Mark gave me that, ‘please explain look’ so I went in to the whole thing about once a woman goes, they have problems holding it back, hence flood gates.
“And you have conversations with other women in the toilets?” Mark asked.
“Erh yes, don’t you talk to the men?”
“NO!” Mark looked shocked.
It was then that it occurred to me that women have conversations in the toilets at two points, if they are having to wait for a cubicle to become free and after the fact when they are washing their hands. I was unsure how I had misrepresented the whole conversation in the toilet thing. Did Mark think that we all sat in a row and shouted at each other through the cubicle walls. Although to be honest I have been known to do that. I used to make Mandy sing to me whilst I was in a public toilet, that way, she couldn’t go wondering off.
Not something I would have thought about, men standing in a row at a urinal discussing the flowery smell of the hand lotion as they shake their bits. And that’s when I found out that men don’t have conversations in bathrooms. Or do they, but just don’t admit it, after all they wash their hands when they have finished, don’t they?
The habit is universal, and I have decided that maybe a bit weird, for instance one girl at school would have to go dead on 1pm every day. As the bell rang for afternoon lessons she would dash off to the loo, everyday being late for her class. We didn’t think much of it and thought that it was a case of ‘just in case’, that is until we went on a school trip. No bells, no lessons to get to, just a museum full of fourteen year old school girls, and there it was, five minutes to one, the look of panic crept across her face. Actually, it did, it sort of started at the corner of her mouth on the left side. As her lip drooped her cheek flushed and her nose screwed up, her eyes widened and she just stood silently, then five minutes later, she was off, through the crowd and down the stairs and gone. Deb and I just looked at each other and said “One O’clock, toilet break.” Mrs Pink our escort for the day assumed that there had been a major disaster until we explained, after we had stopped laughing enough to calm the traumatised teacher down. The last thing Mrs Pink needed was an emergency with thirty pubescence girls on her hands.

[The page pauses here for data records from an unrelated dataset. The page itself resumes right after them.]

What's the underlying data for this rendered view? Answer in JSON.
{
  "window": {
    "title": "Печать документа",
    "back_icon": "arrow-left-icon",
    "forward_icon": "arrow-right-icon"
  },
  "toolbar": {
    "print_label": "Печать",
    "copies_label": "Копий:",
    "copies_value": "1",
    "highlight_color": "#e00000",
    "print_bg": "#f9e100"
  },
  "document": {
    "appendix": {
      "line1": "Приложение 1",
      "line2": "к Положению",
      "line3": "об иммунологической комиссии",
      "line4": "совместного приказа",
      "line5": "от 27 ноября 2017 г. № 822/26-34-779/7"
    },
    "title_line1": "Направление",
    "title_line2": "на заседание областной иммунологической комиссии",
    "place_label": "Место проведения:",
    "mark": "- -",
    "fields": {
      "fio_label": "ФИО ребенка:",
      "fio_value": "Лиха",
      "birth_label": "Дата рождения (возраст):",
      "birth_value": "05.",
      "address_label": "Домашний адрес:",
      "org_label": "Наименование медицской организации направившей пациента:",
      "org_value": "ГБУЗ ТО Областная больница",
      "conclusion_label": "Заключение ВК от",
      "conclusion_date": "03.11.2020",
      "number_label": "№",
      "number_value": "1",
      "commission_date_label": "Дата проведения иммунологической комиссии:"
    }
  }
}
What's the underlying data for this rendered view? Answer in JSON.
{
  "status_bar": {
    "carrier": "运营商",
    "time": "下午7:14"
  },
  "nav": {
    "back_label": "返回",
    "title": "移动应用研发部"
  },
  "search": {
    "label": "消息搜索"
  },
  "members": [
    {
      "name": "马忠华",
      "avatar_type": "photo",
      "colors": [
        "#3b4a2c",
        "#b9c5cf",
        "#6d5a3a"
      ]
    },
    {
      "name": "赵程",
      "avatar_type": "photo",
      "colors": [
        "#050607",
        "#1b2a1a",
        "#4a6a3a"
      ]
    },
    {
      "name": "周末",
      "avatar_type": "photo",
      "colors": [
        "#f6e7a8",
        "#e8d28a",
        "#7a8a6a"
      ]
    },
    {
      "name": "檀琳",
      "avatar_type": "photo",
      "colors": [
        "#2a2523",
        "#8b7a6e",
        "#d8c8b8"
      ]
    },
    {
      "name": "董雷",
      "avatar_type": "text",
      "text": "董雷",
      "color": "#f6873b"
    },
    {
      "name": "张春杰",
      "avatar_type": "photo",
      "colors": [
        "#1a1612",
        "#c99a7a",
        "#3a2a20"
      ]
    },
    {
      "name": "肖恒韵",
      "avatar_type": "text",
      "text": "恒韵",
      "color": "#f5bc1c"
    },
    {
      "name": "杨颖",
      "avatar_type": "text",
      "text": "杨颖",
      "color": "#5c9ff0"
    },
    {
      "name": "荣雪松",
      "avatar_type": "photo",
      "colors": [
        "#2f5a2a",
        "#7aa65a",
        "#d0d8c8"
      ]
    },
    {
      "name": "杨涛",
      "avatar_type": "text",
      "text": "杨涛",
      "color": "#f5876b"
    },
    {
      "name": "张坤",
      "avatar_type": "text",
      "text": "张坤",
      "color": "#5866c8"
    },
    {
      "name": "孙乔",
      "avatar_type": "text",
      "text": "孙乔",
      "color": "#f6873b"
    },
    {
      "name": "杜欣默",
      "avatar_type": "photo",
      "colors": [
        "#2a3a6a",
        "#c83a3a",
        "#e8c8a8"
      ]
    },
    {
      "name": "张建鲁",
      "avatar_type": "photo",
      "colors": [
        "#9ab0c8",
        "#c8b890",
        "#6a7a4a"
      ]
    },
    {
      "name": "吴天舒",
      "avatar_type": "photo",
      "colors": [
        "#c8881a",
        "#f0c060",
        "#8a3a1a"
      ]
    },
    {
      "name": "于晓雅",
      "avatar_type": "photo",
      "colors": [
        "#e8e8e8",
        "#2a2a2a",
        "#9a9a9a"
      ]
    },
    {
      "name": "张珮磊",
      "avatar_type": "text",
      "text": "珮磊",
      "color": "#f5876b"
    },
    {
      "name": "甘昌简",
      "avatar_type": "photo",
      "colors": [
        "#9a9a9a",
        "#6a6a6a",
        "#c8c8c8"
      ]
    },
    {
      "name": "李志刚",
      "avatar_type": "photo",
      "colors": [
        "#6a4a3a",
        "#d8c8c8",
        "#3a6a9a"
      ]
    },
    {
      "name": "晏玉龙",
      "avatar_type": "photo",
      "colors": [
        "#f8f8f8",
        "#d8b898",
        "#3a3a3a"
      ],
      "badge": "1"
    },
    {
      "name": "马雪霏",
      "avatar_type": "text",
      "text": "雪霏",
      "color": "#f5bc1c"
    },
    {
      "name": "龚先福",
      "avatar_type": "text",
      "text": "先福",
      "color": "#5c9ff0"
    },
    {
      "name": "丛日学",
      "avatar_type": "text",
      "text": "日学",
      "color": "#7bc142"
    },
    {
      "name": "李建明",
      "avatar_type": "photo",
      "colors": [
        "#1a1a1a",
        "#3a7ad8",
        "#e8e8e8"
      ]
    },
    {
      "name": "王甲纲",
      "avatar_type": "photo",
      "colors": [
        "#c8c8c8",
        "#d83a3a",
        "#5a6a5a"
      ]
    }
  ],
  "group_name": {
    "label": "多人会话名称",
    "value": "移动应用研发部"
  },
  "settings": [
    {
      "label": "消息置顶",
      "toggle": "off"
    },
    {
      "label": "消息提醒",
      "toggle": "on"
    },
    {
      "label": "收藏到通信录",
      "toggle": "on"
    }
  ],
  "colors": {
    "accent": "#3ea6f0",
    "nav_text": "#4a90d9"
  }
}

It’s such a habit of mine that it has become a joke, as Mark does the, “Have you been to the toilet”, bit every time we go out. Just like my dad used to do, only one day my father in his great wisdom decided he was going to embarrass me in front of my friends.
The girls turned up, now as far as a sixteen year old girl goes I was what you might call a Tom boy and my jeans and t-shirt being clean and without holes was a smart look. Barbara and Lindsey had decided this was an opportunity to impress the World, make up, dressed up and hair up. My father would start the pre-leaving check with, “Go to the toilet just in case”, and as I left the door he would go through the check list, key, purse and coat. As I grew up things changed. Key, purse, cigarettes. Key, purse, cigarettes, ID. Keys, purse, cash card, cigarettes, mobile phone…
At sixteen it was just money and key. I would pick up the cigarettes at the local shop, dad didn’t know about those back then, or so I thought. As I came down the stairs, dad started the rhetoric…
“Now have you got your key?”
“Yes dad,” I said as I pulled the chain out from around my neck with the front door key on it.
“And you have the spare money for the phone box, in case you need to call?”
John stood behind the girls and I hadn’t noticed him before, the realisation that he was there made me blush. And there it was…
“You’ve been to the toilet and you’ve got clean knickers on?”
“Dad!” The blush turned into a raging fire storm that ran rampant through my body. The girls laughed and it seemed that John felt slightly embarrassed at my embarrassment.
I could have killed my father but do you know something to this day, I still go to the toilet before I leave the house, and yes, I still make sure that if I’m going out anywhere special I always wear my best knickers. Habits huh.